» **TASK TO CARRY OUT**
Produce a faithful copy of every record below, without the pictures.
■ ■ ■
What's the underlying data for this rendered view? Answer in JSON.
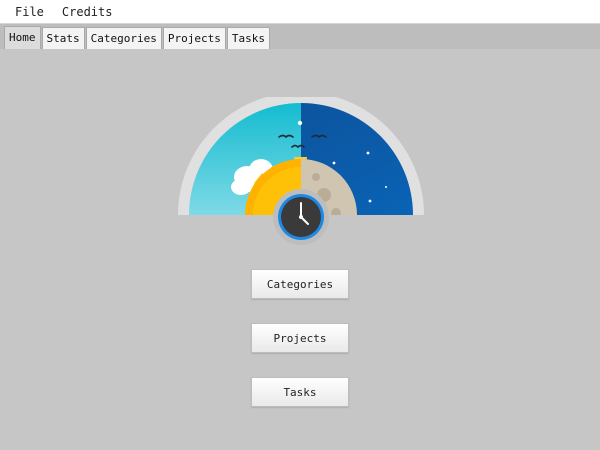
{
  "menu": {
    "items": [
      "File",
      "Credits"
    ]
  },
  "tabs": {
    "items": [
      "Home",
      "Stats",
      "Categories",
      "Projects",
      "Tasks"
    ],
    "active": "Home"
  },
  "home": {
    "buttons": {
      "categories": "Categories",
      "projects": "Projects",
      "tasks": "Tasks"
    }
  },
  "theme": {
    "background": "#c6c6c6",
    "day_sky": "#2bbfd0",
    "night_sky": "#0a5aa6",
    "sun": "#ffb300",
    "clock_face": "#3a3a3a",
    "clock_ring": "#1e88e5"
  }
}
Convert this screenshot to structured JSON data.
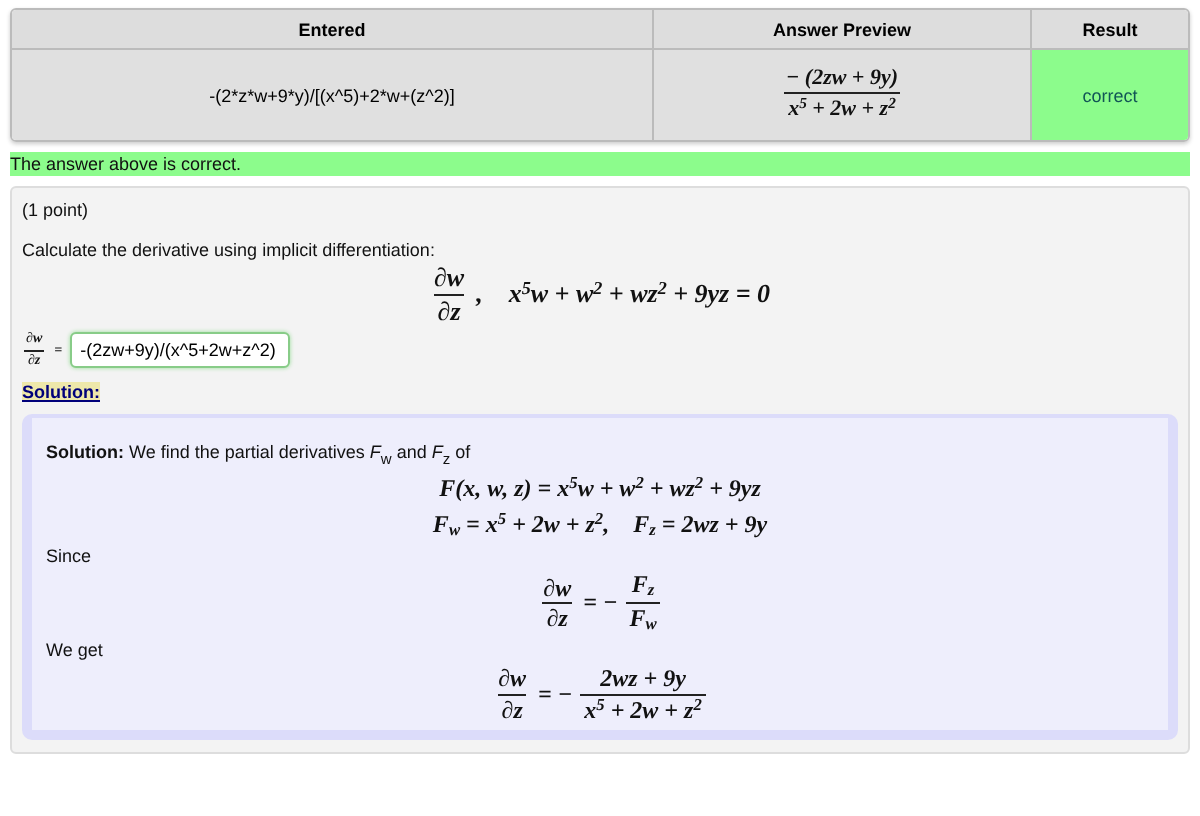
{
  "results_table": {
    "columns": [
      "Entered",
      "Answer Preview",
      "Result"
    ],
    "rows": [
      {
        "entered": "-(2*z*w+9*y)/[(x^5)+2*w+(z^2)]",
        "preview": [
          {
            "kind": "frac",
            "num": "− (2zw + 9y)",
            "den": "x$^{5}$ + 2w + z$^{2}$"
          }
        ],
        "result": "correct",
        "correct": true
      }
    ]
  },
  "message": {
    "text": "The answer above is correct.",
    "correct": true
  },
  "problem": {
    "points": "(1 point)",
    "prompt": "Calculate the derivative using implicit differentiation:",
    "question_formula": [
      {
        "kind": "frac",
        "num": "∂w",
        "den": "∂z"
      },
      {
        "kind": "text",
        "text": ",    x$^{5}$w + w$^{2}$ + wz$^{2}$ + 9yz = 0"
      }
    ],
    "answer_label": [
      {
        "kind": "frac",
        "num": "∂w",
        "den": "∂z"
      },
      {
        "kind": "text",
        "text": "="
      }
    ],
    "answer": {
      "value": "-(2zw+9y)/(x^5+2w+z^2)",
      "correct": true
    },
    "solution_link": "Solution:",
    "solution": [
      {
        "kind": "paragraph",
        "text": "**Solution:** We find the partial derivatives *F*$_{w}$ and *F*$_{z}$ of"
      },
      {
        "kind": "formula",
        "parts": [
          {
            "kind": "text",
            "text": "F(x, w, z) = x$^{5}$w + w$^{2}$ + wz$^{2}$ + 9yz"
          }
        ]
      },
      {
        "kind": "formula",
        "parts": [
          {
            "kind": "text",
            "text": "F$_{w}$ = x$^{5}$ + 2w + z$^{2}$,    F$_{z}$ = 2wz + 9y"
          }
        ]
      },
      {
        "kind": "paragraph",
        "text": "Since"
      },
      {
        "kind": "formula",
        "parts": [
          {
            "kind": "frac",
            "num": "∂w",
            "den": "∂z"
          },
          {
            "kind": "text",
            "text": "= −"
          },
          {
            "kind": "frac",
            "num": "F$_{z}$",
            "den": "F$_{w}$"
          }
        ]
      },
      {
        "kind": "paragraph",
        "text": "We get"
      },
      {
        "kind": "formula",
        "parts": [
          {
            "kind": "frac",
            "num": "∂w",
            "den": "∂z"
          },
          {
            "kind": "text",
            "text": "= −"
          },
          {
            "kind": "frac",
            "num": "2wz + 9y",
            "den": "x$^{5}$ + 2w + z$^{2}$"
          }
        ]
      }
    ]
  }
}
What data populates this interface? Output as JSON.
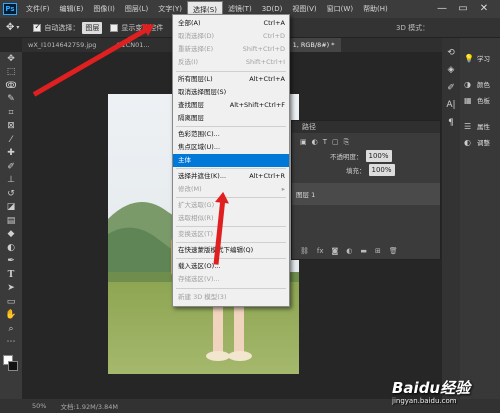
{
  "app_logo": "Ps",
  "menubar": {
    "items": [
      "文件(F)",
      "编辑(E)",
      "图像(I)",
      "图层(L)",
      "文字(Y)",
      "选择(S)",
      "滤镜(T)",
      "3D(D)",
      "视图(V)",
      "窗口(W)",
      "帮助(H)"
    ],
    "active": "选择(S)"
  },
  "window_controls": [
    "—",
    "▭",
    "✕"
  ],
  "options_bar": {
    "auto_select_label": "自动选择：",
    "auto_select_value": "图层",
    "show_transform_label": "显示变换控件",
    "right_icon_label": "3D 模式："
  },
  "tabs": [
    "wX_I1014642759.jpg",
    "O1CN01...",
    "图层 1, RGB/8#) *"
  ],
  "dropdown_menu": {
    "items": [
      {
        "label": "全部(A)",
        "shortcut": "Ctrl+A",
        "enabled": true
      },
      {
        "label": "取消选择(D)",
        "shortcut": "Ctrl+D",
        "enabled": false
      },
      {
        "label": "重新选择(E)",
        "shortcut": "Shift+Ctrl+D",
        "enabled": false
      },
      {
        "label": "反选(I)",
        "shortcut": "Shift+Ctrl+I",
        "enabled": false
      },
      {
        "label": "所有图层(L)",
        "shortcut": "Alt+Ctrl+A",
        "enabled": true
      },
      {
        "label": "取消选择图层(S)",
        "shortcut": "",
        "enabled": true
      },
      {
        "label": "查找图层",
        "shortcut": "Alt+Shift+Ctrl+F",
        "enabled": true
      },
      {
        "label": "隔离图层",
        "shortcut": "",
        "enabled": true
      },
      {
        "label": "色彩范围(C)...",
        "shortcut": "",
        "enabled": true
      },
      {
        "label": "焦点区域(U)...",
        "shortcut": "",
        "enabled": true
      },
      {
        "label": "主体",
        "shortcut": "",
        "enabled": true,
        "highlighted": true
      },
      {
        "label": "选择并遮住(K)...",
        "shortcut": "Alt+Ctrl+R",
        "enabled": true
      },
      {
        "label": "修改(M)",
        "shortcut": "▸",
        "enabled": false
      },
      {
        "label": "扩大选取(G)",
        "shortcut": "",
        "enabled": false
      },
      {
        "label": "选取相似(R)",
        "shortcut": "",
        "enabled": false
      },
      {
        "label": "变换选区(T)",
        "shortcut": "",
        "enabled": false
      },
      {
        "label": "在快速蒙版模式下编辑(Q)",
        "shortcut": "",
        "enabled": true
      },
      {
        "label": "载入选区(O)...",
        "shortcut": "",
        "enabled": true
      },
      {
        "label": "存储选区(V)...",
        "shortcut": "",
        "enabled": false
      },
      {
        "label": "新建 3D 模型(3)",
        "shortcut": "",
        "enabled": false
      }
    ]
  },
  "right_panel": {
    "items": [
      {
        "icon": "learn-icon",
        "label": "学习"
      },
      {
        "icon": "color-icon",
        "label": "颜色"
      },
      {
        "icon": "swatches-icon",
        "label": "色板"
      },
      {
        "icon": "properties-icon",
        "label": "属性"
      },
      {
        "icon": "adjustments-icon",
        "label": "调整"
      }
    ]
  },
  "layers_panel": {
    "tab_label": "路径",
    "opacity_label": "不透明度：",
    "opacity_value": "100%",
    "fill_label": "填充：",
    "fill_value": "100%",
    "layer_name": "图层 1"
  },
  "status_bar": {
    "zoom": "50%",
    "doc_info": "文档:1.92M/3.84M"
  },
  "watermark": {
    "brand": "Baidu经验",
    "url": "jingyan.baidu.com"
  },
  "colors": {
    "highlight": "#0078d7",
    "arrow": "#e02020",
    "ps_blue": "#31a8ff"
  }
}
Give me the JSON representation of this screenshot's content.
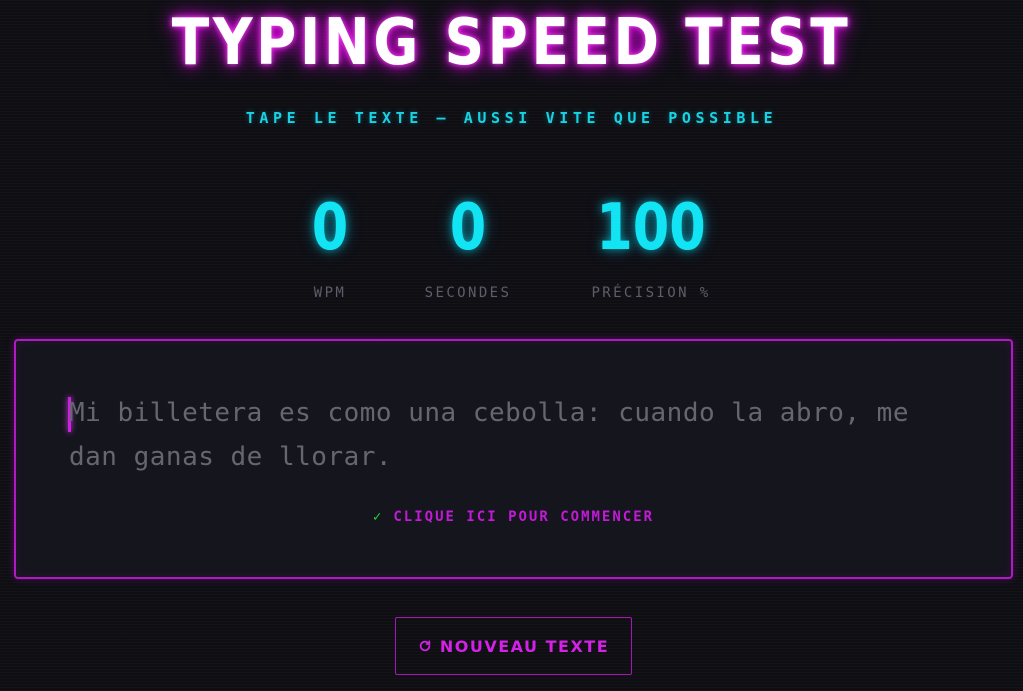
{
  "header": {
    "title": "TYPING SPEED TEST",
    "subtitle": "TAPE LE TEXTE — AUSSI VITE QUE POSSIBLE"
  },
  "stats": [
    {
      "value": "0",
      "label": "WPM"
    },
    {
      "value": "0",
      "label": "SECONDES"
    },
    {
      "value": "100",
      "label": "PRÉCISION %"
    }
  ],
  "typing_area": {
    "passage": "Mi billetera es como una cebolla: cuando la abro, me dan ganas de llorar.",
    "hint": "CLIQUE ICI POUR COMMENCER",
    "hint_icon": "check-icon"
  },
  "actions": {
    "new_text_label": "NOUVEAU TEXTE",
    "new_text_icon": "refresh-icon"
  },
  "colors": {
    "background": "#0e0e13",
    "accent_magenta": "#c21ad6",
    "accent_cyan": "#12e4f4",
    "success_green": "#22d33a",
    "muted_text": "#66666f"
  }
}
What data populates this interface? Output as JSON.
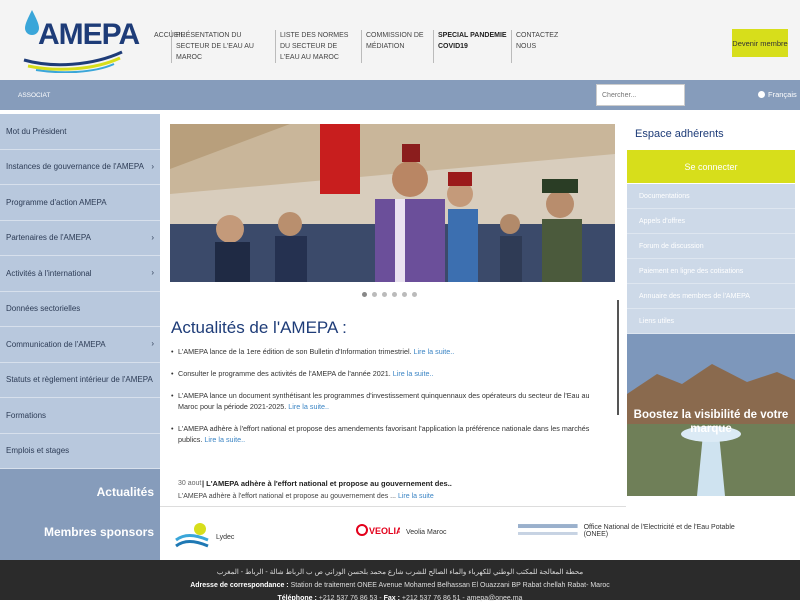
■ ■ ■
» **THE COMPLETED TASK**
What's the underlying data for this rendered view? Answer in JSON.
{
  "menu": {
    "items": [
      "File",
      "Credits"
    ]
  },
  "tabs": {
    "items": [
      "Home",
      "Stats",
      "Categories",
      "Projects",
      "Tasks"
    ],
    "active": "Home"
  },
  "home": {
    "buttons": {
      "categories": "Categories",
      "projects": "Projects",
      "tasks": "Tasks"
    }
  },
  "theme": {
    "background": "#c6c6c6",
    "day_sky": "#2bbfd0",
    "night_sky": "#0a5aa6",
    "sun": "#ffb300",
    "clock_face": "#3a3a3a",
    "clock_ring": "#1e88e5"
  }
}
Convert this screenshot to structured JSON data.
{
  "results_table": {
    "columns": [
      "Entered",
      "Answer Preview",
      "Result"
    ],
    "rows": [
      {
        "entered": "-(2*z*w+9*y)/[(x^5)+2*w+(z^2)]",
        "preview": [
          {
            "kind": "frac",
            "num": "− (2zw + 9y)",
            "den": "x$^{5}$ + 2w + z$^{2}$"
          }
        ],
        "result": "correct",
        "correct": true
      }
    ]
  },
  "message": {
    "text": "The answer above is correct.",
    "correct": true
  },
  "problem": {
    "points": "(1 point)",
    "prompt": "Calculate the derivative using implicit differentiation:",
    "question_formula": [
      {
        "kind": "frac",
        "num": "∂w",
        "den": "∂z"
      },
      {
        "kind": "text",
        "text": ",    x$^{5}$w + w$^{2}$ + wz$^{2}$ + 9yz = 0"
      }
    ],
    "answer_label": [
      {
        "kind": "frac",
        "num": "∂w",
        "den": "∂z"
      },
      {
        "kind": "text",
        "text": "="
      }
    ],
    "answer": {
      "value": "-(2zw+9y)/(x^5+2w+z^2)",
      "correct": true
    },
    "solution_link": "Solution:",
    "solution": [
      {
        "kind": "paragraph",
        "text": "**Solution:** We find the partial derivatives *F*$_{w}$ and *F*$_{z}$ of"
      },
      {
        "kind": "formula",
        "parts": [
          {
            "kind": "text",
            "text": "F(x, w, z) = x$^{5}$w + w$^{2}$ + wz$^{2}$ + 9yz"
          }
        ]
      },
      {
        "kind": "formula",
        "parts": [
          {
            "kind": "text",
            "text": "F$_{w}$ = x$^{5}$ + 2w + z$^{2}$,    F$_{z}$ = 2wz + 9y"
          }
        ]
      },
      {
        "kind": "paragraph",
        "text": "Since"
      },
      {
        "kind": "formula",
        "parts": [
          {
            "kind": "frac",
            "num": "∂w",
            "den": "∂z"
          },
          {
            "kind": "text",
            "text": "= −"
          },
          {
            "kind": "frac",
            "num": "F$_{z}$",
            "den": "F$_{w}$"
          }
        ]
      },
      {
        "kind": "paragraph",
        "text": "We get"
      },
      {
        "kind": "formula",
        "parts": [
          {
            "kind": "frac",
            "num": "∂w",
            "den": "∂z"
          },
          {
            "kind": "text",
            "text": "= −"
          },
          {
            "kind": "frac",
            "num": "2wz + 9y",
            "den": "x$^{5}$ + 2w + z$^{2}$"
          }
        ]
      }
    ]
  }
}
What data populates this interface? Output as JSON.
{
  "app_logo": "Ps",
  "menubar": {
    "items": [
      "文件(F)",
      "编辑(E)",
      "图像(I)",
      "图层(L)",
      "文字(Y)",
      "选择(S)",
      "滤镜(T)",
      "3D(D)",
      "视图(V)",
      "窗口(W)",
      "帮助(H)"
    ],
    "active": "选择(S)"
  },
  "window_controls": [
    "—",
    "▭",
    "✕"
  ],
  "options_bar": {
    "auto_select_label": "自动选择：",
    "auto_select_value": "图层",
    "show_transform_label": "显示变换控件",
    "right_icon_label": "3D 模式："
  },
  "tabs": [
    "wX_I1014642759.jpg",
    "O1CN01...",
    "图层 1, RGB/8#) *"
  ],
  "dropdown_menu": {
    "items": [
      {
        "label": "全部(A)",
        "shortcut": "Ctrl+A",
        "enabled": true
      },
      {
        "label": "取消选择(D)",
        "shortcut": "Ctrl+D",
        "enabled": false
      },
      {
        "label": "重新选择(E)",
        "shortcut": "Shift+Ctrl+D",
        "enabled": false
      },
      {
        "label": "反选(I)",
        "shortcut": "Shift+Ctrl+I",
        "enabled": false
      },
      {
        "label": "所有图层(L)",
        "shortcut": "Alt+Ctrl+A",
        "enabled": true
      },
      {
        "label": "取消选择图层(S)",
        "shortcut": "",
        "enabled": true
      },
      {
        "label": "查找图层",
        "shortcut": "Alt+Shift+Ctrl+F",
        "enabled": true
      },
      {
        "label": "隔离图层",
        "shortcut": "",
        "enabled": true
      },
      {
        "label": "色彩范围(C)...",
        "shortcut": "",
        "enabled": true
      },
      {
        "label": "焦点区域(U)...",
        "shortcut": "",
        "enabled": true
      },
      {
        "label": "主体",
        "shortcut": "",
        "enabled": true,
        "highlighted": true
      },
      {
        "label": "选择并遮住(K)...",
        "shortcut": "Alt+Ctrl+R",
        "enabled": true
      },
      {
        "label": "修改(M)",
        "shortcut": "▸",
        "enabled": false
      },
      {
        "label": "扩大选取(G)",
        "shortcut": "",
        "enabled": false
      },
      {
        "label": "选取相似(R)",
        "shortcut": "",
        "enabled": false
      },
      {
        "label": "变换选区(T)",
        "shortcut": "",
        "enabled": false
      },
      {
        "label": "在快速蒙版模式下编辑(Q)",
        "shortcut": "",
        "enabled": true
      },
      {
        "label": "载入选区(O)...",
        "shortcut": "",
        "enabled": true
      },
      {
        "label": "存储选区(V)...",
        "shortcut": "",
        "enabled": false
      },
      {
        "label": "新建 3D 模型(3)",
        "shortcut": "",
        "enabled": false
      }
    ]
  },
  "right_panel": {
    "items": [
      {
        "icon": "learn-icon",
        "label": "学习"
      },
      {
        "icon": "color-icon",
        "label": "颜色"
      },
      {
        "icon": "swatches-icon",
        "label": "色板"
      },
      {
        "icon": "properties-icon",
        "label": "属性"
      },
      {
        "icon": "adjustments-icon",
        "label": "调整"
      }
    ]
  },
  "layers_panel": {
    "tab_label": "路径",
    "opacity_label": "不透明度：",
    "opacity_value": "100%",
    "fill_label": "填充：",
    "fill_value": "100%",
    "layer_name": "图层 1"
  },
  "status_bar": {
    "zoom": "50%",
    "doc_info": "文档:1.92M/3.84M"
  },
  "watermark": {
    "brand": "Baidu经验",
    "url": "jingyan.baidu.com"
  },
  "colors": {
    "highlight": "#0078d7",
    "arrow": "#e02020",
    "ps_blue": "#31a8ff"
  }
}
Give me the JSON representation of this screenshot's content.
{
  "header": {
    "title": "TYPING SPEED TEST",
    "subtitle": "TAPE LE TEXTE — AUSSI VITE QUE POSSIBLE"
  },
  "stats": [
    {
      "value": "0",
      "label": "WPM"
    },
    {
      "value": "0",
      "label": "SECONDES"
    },
    {
      "value": "100",
      "label": "PRÉCISION %"
    }
  ],
  "typing_area": {
    "passage": "Mi billetera es como una cebolla: cuando la abro, me dan ganas de llorar.",
    "hint": "CLIQUE ICI POUR COMMENCER",
    "hint_icon": "check-icon"
  },
  "actions": {
    "new_text_label": "NOUVEAU TEXTE",
    "new_text_icon": "refresh-icon"
  },
  "colors": {
    "background": "#0e0e13",
    "accent_magenta": "#c21ad6",
    "accent_cyan": "#12e4f4",
    "success_green": "#22d33a",
    "muted_text": "#66666f"
  }
}
What data populates this interface? Output as JSON.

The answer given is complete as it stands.